You sound like your voice is breaking a bit!
“My voice has gone – I’ve just finished filming. And I’m mentally and emotionally exhausted.”

Your new series, Family Matters, sees you meeting families with different issues – everything from troublesome teenagers to newly-formed step-families struggling to live in harmony and homes torn apart by affairs…
“There’s such a variety to their stories, so we felt we could really reach out and touch many, many families in Great Britain with this show. We’re helping families that are asking for – and needing – help.”

Are there any particular memorable stories?
“We’ve got a situation where we had a mother who had children with her husband. She left him because she had the courage to come out and say that she was a lesbian, and it’s about how the family can blend with this news and get on. And you have to hope that they’ll take the advice, you hope that they’ll be inspired by what they’ve learnt or heard, and that they feel some sense of relief. I know a lot of them did having this process happen, and had a lot of weight lifted off their shoulders.”
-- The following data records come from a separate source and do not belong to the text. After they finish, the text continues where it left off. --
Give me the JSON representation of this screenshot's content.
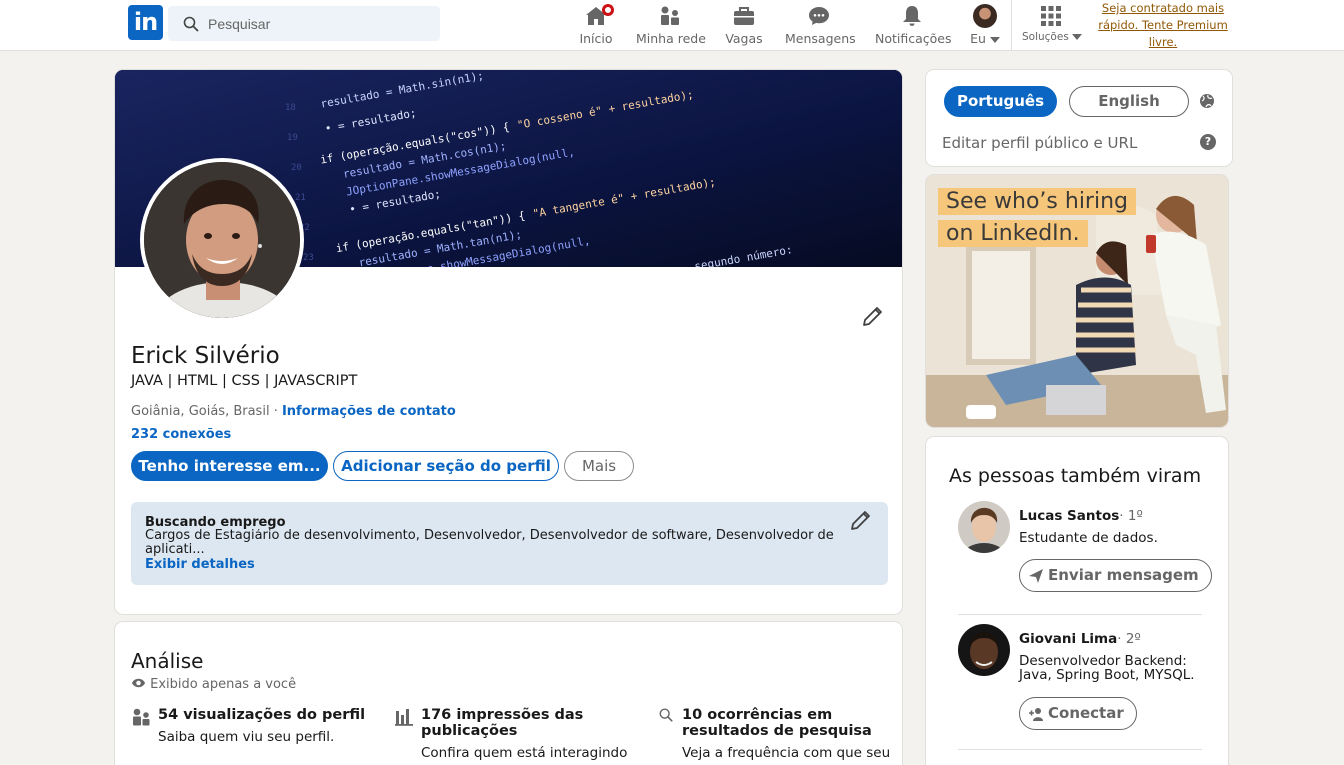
{
  "nav": {
    "search_placeholder": "Pesquisar",
    "items": [
      {
        "label": "Início",
        "icon": "home-icon"
      },
      {
        "label": "Minha rede",
        "icon": "network-icon"
      },
      {
        "label": "Vagas",
        "icon": "briefcase-icon"
      },
      {
        "label": "Mensagens",
        "icon": "messaging-icon"
      },
      {
        "label": "Notificações",
        "icon": "bell-icon"
      },
      {
        "label": "Eu",
        "icon": "avatar"
      },
      {
        "label": "Soluções",
        "icon": "grid-icon"
      }
    ],
    "premium_text": "Seja contratado mais rápido. Tente Premium livre."
  },
  "profile": {
    "name": "Erick Silvério",
    "headline": "JAVA | HTML | CSS | JAVASCRIPT",
    "location": "Goiânia, Goiás, Brasil",
    "contact_link": "Informações de contato",
    "connections": "232 conexões",
    "buttons": {
      "interest": "Tenho interesse em...",
      "add_section": "Adicionar seção do perfil",
      "more": "Mais"
    },
    "open_to_work": {
      "title": "Buscando emprego",
      "description": "Cargos de Estagiário de desenvolvimento, Desenvolvedor, Desenvolvedor de software, Desenvolvedor de aplicati...",
      "link": "Exibir detalhes"
    }
  },
  "analytics": {
    "title": "Análise",
    "subtitle": "Exibido apenas a você",
    "metrics": [
      {
        "title": "54 visualizações do perfil",
        "desc": "Saiba quem viu seu perfil.",
        "icon": "people-icon"
      },
      {
        "title": "176 impressões das publicações",
        "desc": "Confira quem está interagindo",
        "icon": "bar-chart-icon"
      },
      {
        "title": "10 ocorrências em resultados de pesquisa",
        "desc": "Veja a frequência com que seu",
        "icon": "search-icon"
      }
    ]
  },
  "sidebar": {
    "languages": [
      "Português",
      "English"
    ],
    "edit_url": "Editar perfil público e URL",
    "ad": {
      "line1": "See who’s hiring",
      "line2": "on LinkedIn."
    },
    "people_title": "As pessoas também viram",
    "people": [
      {
        "name": "Lucas Santos",
        "degree": "· 1º",
        "desc": "Estudante de dados.",
        "action": "Enviar mensagem"
      },
      {
        "name": "Giovani Lima",
        "degree": "· 2º",
        "desc": "Desenvolvedor Backend: Java, Spring Boot, MYSQL.",
        "action": "Conectar"
      }
    ]
  },
  "colors": {
    "brand": "#0a66c2",
    "background": "#f3f2ef",
    "premium": "#915907"
  }
}
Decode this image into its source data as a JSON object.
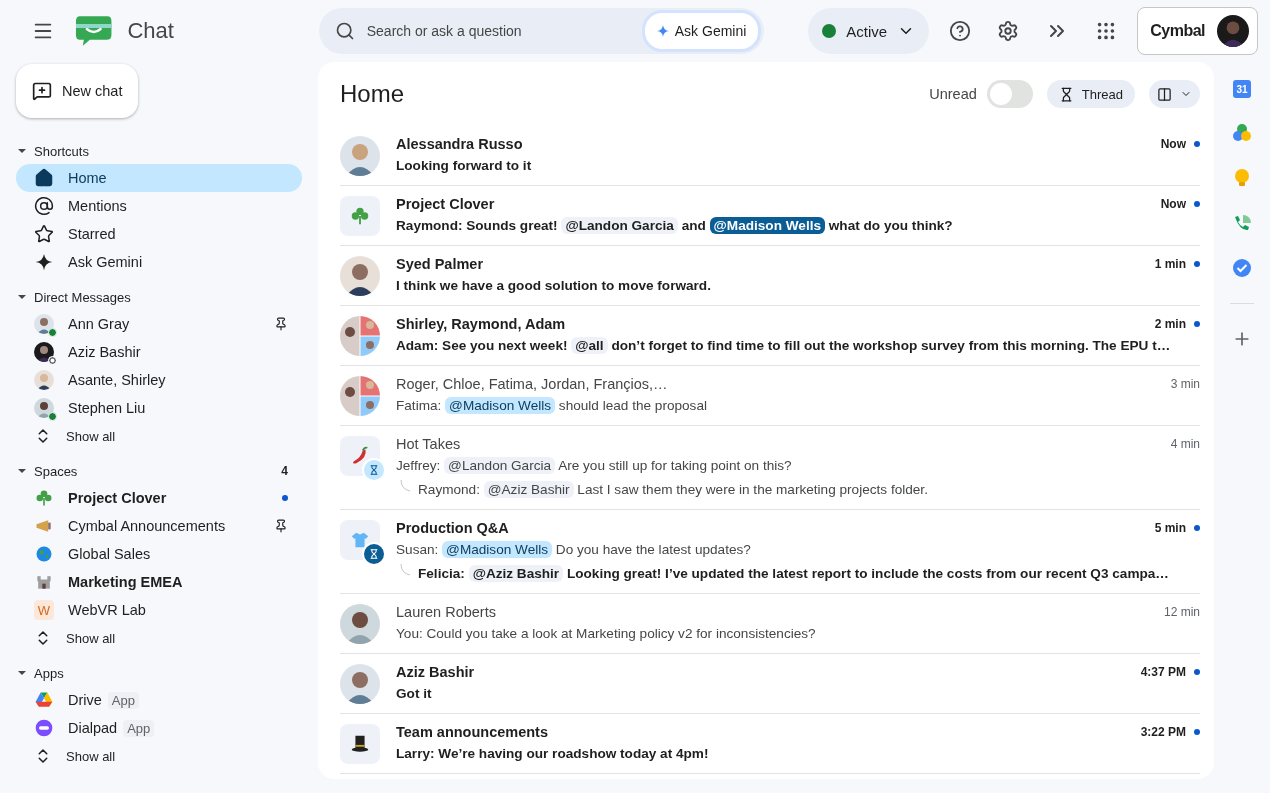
{
  "header": {
    "app_name": "Chat",
    "search": {
      "placeholder": "Search or ask a question"
    },
    "ask_button": "Ask Gemini",
    "status": {
      "label": "Active",
      "color": "#188038"
    },
    "account": {
      "brand": "Cymbal"
    }
  },
  "new_chat": "New chat",
  "sidebar": {
    "sections": [
      {
        "title": "Shortcuts",
        "expanded": true,
        "items": [
          {
            "kind": "home",
            "label": "Home",
            "selected": true,
            "bold": false,
            "pinned": false,
            "unread": false
          },
          {
            "kind": "mentions",
            "label": "Mentions",
            "selected": false,
            "bold": false,
            "pinned": false,
            "unread": false
          },
          {
            "kind": "starred",
            "label": "Starred",
            "selected": false,
            "bold": false,
            "pinned": false,
            "unread": false
          },
          {
            "kind": "gemini",
            "label": "Ask Gemini",
            "selected": false,
            "bold": false,
            "pinned": false,
            "unread": false
          }
        ]
      },
      {
        "title": "Direct Messages",
        "expanded": true,
        "items": [
          {
            "kind": "person",
            "label": "Ann Gray",
            "online": true,
            "away": false,
            "selected": false,
            "bold": false,
            "pinned": true,
            "unread": false
          },
          {
            "kind": "person",
            "label": "Aziz Bashir",
            "online": false,
            "away": true,
            "selected": false,
            "bold": false,
            "pinned": false,
            "unread": false
          },
          {
            "kind": "person",
            "label": "Asante, Shirley",
            "online": false,
            "away": false,
            "selected": false,
            "bold": false,
            "pinned": false,
            "unread": false
          },
          {
            "kind": "person",
            "label": "Stephen Liu",
            "online": true,
            "away": false,
            "selected": false,
            "bold": false,
            "pinned": false,
            "unread": false
          },
          {
            "kind": "showall",
            "label": "Show all",
            "selected": false,
            "pinned": false,
            "unread": false
          }
        ]
      },
      {
        "title": "Spaces",
        "count": "4",
        "expanded": true,
        "items": [
          {
            "kind": "clover",
            "label": "Project Clover",
            "selected": false,
            "bold": true,
            "pinned": false,
            "unread": true
          },
          {
            "kind": "megaphone",
            "label": "Cymbal Announcements",
            "selected": false,
            "bold": false,
            "pinned": true,
            "unread": false
          },
          {
            "kind": "globe",
            "label": "Global Sales",
            "selected": false,
            "bold": false,
            "pinned": false,
            "unread": false
          },
          {
            "kind": "castle",
            "label": "Marketing EMEA",
            "selected": false,
            "bold": true,
            "pinned": false,
            "unread": false
          },
          {
            "kind": "letter",
            "letter": "W",
            "label": "WebVR Lab",
            "selected": false,
            "bold": false,
            "pinned": false,
            "unread": false
          },
          {
            "kind": "showall",
            "label": "Show all",
            "selected": false,
            "pinned": false,
            "unread": false
          }
        ]
      },
      {
        "title": "Apps",
        "expanded": true,
        "items": [
          {
            "kind": "drive",
            "label": "Drive",
            "tag": "App",
            "selected": false,
            "bold": false,
            "pinned": false,
            "unread": false
          },
          {
            "kind": "dialpad",
            "label": "Dialpad",
            "tag": "App",
            "selected": false,
            "bold": false,
            "pinned": false,
            "unread": false
          },
          {
            "kind": "showall",
            "label": "Show all",
            "selected": false,
            "pinned": false,
            "unread": false
          }
        ]
      }
    ]
  },
  "main": {
    "title": "Home",
    "unread_toggle": {
      "label": "Unread",
      "on": false
    },
    "thread_button": "Thread"
  },
  "messages": [
    {
      "title": "Alessandra Russo",
      "time": "Now",
      "unread": true,
      "lines": [
        {
          "reply": false,
          "bold": true,
          "parts": [
            {
              "kind": "text",
              "text": "Looking forward to it"
            }
          ]
        }
      ]
    },
    {
      "kind": "clover",
      "title": "Project Clover",
      "time": "Now",
      "unread": true,
      "lines": [
        {
          "reply": false,
          "bold": true,
          "parts": [
            {
              "kind": "text",
              "text": "Raymond: Sounds great!"
            },
            {
              "kind": "mention",
              "text": "@Landon Garcia"
            },
            {
              "kind": "text",
              "text": "and"
            },
            {
              "kind": "mention-me",
              "text": "@Madison Wells"
            },
            {
              "kind": "text",
              "text": "what do you think?"
            }
          ]
        }
      ]
    },
    {
      "title": "Syed Palmer",
      "time": "1 min",
      "unread": true,
      "lines": [
        {
          "reply": false,
          "bold": true,
          "parts": [
            {
              "kind": "text",
              "text": "I think we have a good solution to move forward."
            }
          ]
        }
      ]
    },
    {
      "kind": "group",
      "title": "Shirley, Raymond, Adam",
      "time": "2 min",
      "unread": true,
      "lines": [
        {
          "reply": false,
          "bold": true,
          "parts": [
            {
              "kind": "text",
              "text": "Adam: See you next week!"
            },
            {
              "kind": "mention",
              "text": "@all"
            },
            {
              "kind": "text",
              "text": "don’t forget to find time to fill out the workshop survey from this morning. The EPU t…"
            }
          ]
        }
      ]
    },
    {
      "kind": "group",
      "title": "Roger, Chloe, Fatima, Jordan, Françios,…",
      "time": "3 min",
      "unread": false,
      "lines": [
        {
          "reply": false,
          "bold": false,
          "parts": [
            {
              "kind": "text",
              "text": "Fatima:"
            },
            {
              "kind": "mention-blue",
              "text": "@Madison Wells"
            },
            {
              "kind": "text",
              "text": "should lead the proposal"
            }
          ]
        }
      ]
    },
    {
      "kind": "pepper",
      "thread_badge": {
        "unread": false
      },
      "title": "Hot Takes",
      "time": "4 min",
      "unread": false,
      "lines": [
        {
          "reply": false,
          "bold": false,
          "parts": [
            {
              "kind": "text",
              "text": "Jeffrey:"
            },
            {
              "kind": "mention",
              "text": "@Landon Garcia"
            },
            {
              "kind": "text",
              "text": "Are you still up for taking point on this?"
            }
          ]
        },
        {
          "reply": true,
          "bold": false,
          "parts": [
            {
              "kind": "text",
              "text": "Raymond:"
            },
            {
              "kind": "mention",
              "text": "@Aziz Bashir"
            },
            {
              "kind": "text",
              "text": "Last I saw them they were in the marketing projects folder."
            }
          ]
        }
      ]
    },
    {
      "kind": "shirt",
      "thread_badge": {
        "unread": true
      },
      "title": "Production Q&A",
      "time": "5 min",
      "unread": true,
      "lines": [
        {
          "reply": false,
          "bold": false,
          "parts": [
            {
              "kind": "text",
              "text": "Susan:"
            },
            {
              "kind": "mention-blue",
              "text": "@Madison Wells"
            },
            {
              "kind": "text",
              "text": "Do you have the latest updates?"
            }
          ]
        },
        {
          "reply": true,
          "bold": true,
          "parts": [
            {
              "kind": "text",
              "text": "Felicia:"
            },
            {
              "kind": "mention",
              "text": "@Aziz Bashir"
            },
            {
              "kind": "text",
              "text": "Looking great! I’ve updated the latest report to include the costs from our recent Q3 campa…"
            }
          ]
        }
      ]
    },
    {
      "title": "Lauren Roberts",
      "time": "12 min",
      "unread": false,
      "lines": [
        {
          "reply": false,
          "bold": false,
          "parts": [
            {
              "kind": "text",
              "text": "You: Could you take a look at Marketing policy v2 for inconsistencies?"
            }
          ]
        }
      ]
    },
    {
      "title": "Aziz Bashir",
      "time": "4:37 PM",
      "unread": true,
      "lines": [
        {
          "reply": false,
          "bold": true,
          "parts": [
            {
              "kind": "text",
              "text": "Got it"
            }
          ]
        }
      ]
    },
    {
      "kind": "tophat",
      "title": "Team announcements",
      "time": "3:22 PM",
      "unread": true,
      "lines": [
        {
          "reply": false,
          "bold": true,
          "parts": [
            {
              "kind": "text",
              "text": "Larry: We’re having our roadshow today at 4pm!"
            }
          ]
        }
      ]
    }
  ],
  "right_rail": {
    "calendar_day": "31"
  }
}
Why did these families come to you?
“These families have lost their way. I feel it will be really helpful for people watching this that they’ll be able to take home the advice that I’m giving and apply it in their own homes.”

Did you ever get emotional while filming?
“There were times when I got overwhelmed. There were times that I was giving advice and I broke down on a few occasions.”

Do you think that’s important?
“I do that with all my families. It’s important to be present, to listen and to be there. I think that’s just who I am as a person. I love my job and I’m really passionate about what I do. I have a lot of empathy. You have to do what you have to do professionally to get them there.”

Did presenting Family Matters bring up new challenges for you?
“It was definitely challenging because it’s something completely different, so I was excited about that.”

And how did it feel being in front of a studio audience?
“It’s different because normally I’d be in their homes and I’d be helping them there, whereas this is giving advice and making it happen.”

Do you think a lot of these problems are modern issues?
“Let’s look at what’s happening today. We’ve got families in this country hurting. They’ve been under an enormous amount of strain, pressure and stress from the recession and I just don’t feel like we can live in a society where that ripple effect is not felt on the family as a whole. It would be impossible not to.”

How do you think this is different to The Jeremy Kyle Show?
“Well, I think people need to watch the show. I don’t think you can compare it at all. They’re just two different shows. Mine is based on my expertise – helping families and going into their homes and seeing how they live their lives at home and mediating through those problems to resolve and come out the other end. Jeremy Kyle’s show is his show, and my show is my show. They’re not the same. We both do our own thing, and people will realise that when they see it.”